KUALA LUMPUR, Aug 8 (Thomson Reuters Foundation) - Rights activists called on Tuesday for the release of a prominent Cambodian land rights campaigner after a court upheld her sentence in a case which has become emblematic of the struggle by local communities against evictions.
Nicknamed the "women of the lake", Tep Vanny and her group of female activists from Phnom Penh's Boeung Kak lake area have for years waged a campaign defending their homes from a luxury real estate project.
The mother-of-two was sentenced in February to two and a half years in prison after she was convicted of assaulting security guards while trying to deliver a petition to Prime Minister Hun Sen in 2013. The case sparked an international outcry.

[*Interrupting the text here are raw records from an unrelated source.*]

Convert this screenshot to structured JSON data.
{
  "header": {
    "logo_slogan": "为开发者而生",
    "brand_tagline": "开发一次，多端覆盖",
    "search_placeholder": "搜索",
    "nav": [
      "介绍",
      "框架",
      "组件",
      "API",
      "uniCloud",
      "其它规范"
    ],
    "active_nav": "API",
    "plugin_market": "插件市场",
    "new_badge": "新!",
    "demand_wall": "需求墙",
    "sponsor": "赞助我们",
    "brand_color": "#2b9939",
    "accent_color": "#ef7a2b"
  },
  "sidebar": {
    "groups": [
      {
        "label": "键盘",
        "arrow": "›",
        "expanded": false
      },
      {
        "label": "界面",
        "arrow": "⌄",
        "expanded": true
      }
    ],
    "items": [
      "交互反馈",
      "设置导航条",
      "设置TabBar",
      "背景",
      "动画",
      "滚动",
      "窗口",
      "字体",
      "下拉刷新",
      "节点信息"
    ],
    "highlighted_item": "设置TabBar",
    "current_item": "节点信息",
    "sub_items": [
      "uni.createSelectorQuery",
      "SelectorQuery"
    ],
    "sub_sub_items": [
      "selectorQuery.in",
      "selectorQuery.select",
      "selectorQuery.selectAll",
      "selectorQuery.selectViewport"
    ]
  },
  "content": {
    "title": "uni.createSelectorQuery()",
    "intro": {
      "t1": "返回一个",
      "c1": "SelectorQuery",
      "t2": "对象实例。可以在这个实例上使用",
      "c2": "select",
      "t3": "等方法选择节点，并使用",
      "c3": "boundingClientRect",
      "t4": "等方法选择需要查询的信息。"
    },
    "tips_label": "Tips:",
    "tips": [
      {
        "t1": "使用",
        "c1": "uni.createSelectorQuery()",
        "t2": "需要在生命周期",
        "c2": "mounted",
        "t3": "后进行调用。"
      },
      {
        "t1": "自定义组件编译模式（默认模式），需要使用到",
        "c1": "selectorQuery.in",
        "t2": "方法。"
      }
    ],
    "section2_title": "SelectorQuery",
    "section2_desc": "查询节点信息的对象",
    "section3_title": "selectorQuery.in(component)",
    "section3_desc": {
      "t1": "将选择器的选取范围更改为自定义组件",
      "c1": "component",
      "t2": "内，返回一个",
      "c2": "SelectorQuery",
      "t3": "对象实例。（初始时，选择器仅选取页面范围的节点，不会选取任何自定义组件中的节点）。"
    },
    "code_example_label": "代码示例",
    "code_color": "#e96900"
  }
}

Cambodia's Court of Appeal reaffirmed her conviction on Tuesday, prompting protests from Vanny in court who called the verdict as "injustice", according to The Cambodia Daily.
New York-based watchdog Human Rights Watch condemned the court's decision and urged Cambodia to quash her conviction and release her immediately.
"The case against Tep Vanny is a blatant misuse of prosecutorial power to punish her for her peaceful activism," its deputy Asia director Phil Robertson said in a statement.
"This prosecution is intended to silence Tep Vanny and intimidate other Cambodian activists," he added, describing the charges against Vanny as "politically motivated".
Home to 15 million people, impoverished Cambodia has a long history of disputes over land rights, many dating back to the 1970s when the Khmer Rouge regime destroyed property records.
Between 2000 and 2014, about 770,000 Cambodians were affected by land disputes, according to human rights lawyers.
Amnesty International said in a report in May that Cambodia was using a "tight grip" on its criminal justice system to muzzle activists, including land rights defenders.
It said the case against Vanny showed "the lengths to which the authorities will go to use, bend and break the rules of criminal procedure to imprison activists".
The government has denied the claim.
Amnesty says 42 criminal cases have been brought against the Boeung Kak activists since 2011.
The conflict in Boeung Kak began a decade ago when nearly 4,000 families were stripped of their housing rights after the government leased the area to make way for an upmarket mini-city.
Since then, the lake has been filled with sand and most of the 4,000 families evicted, with little to no compensation.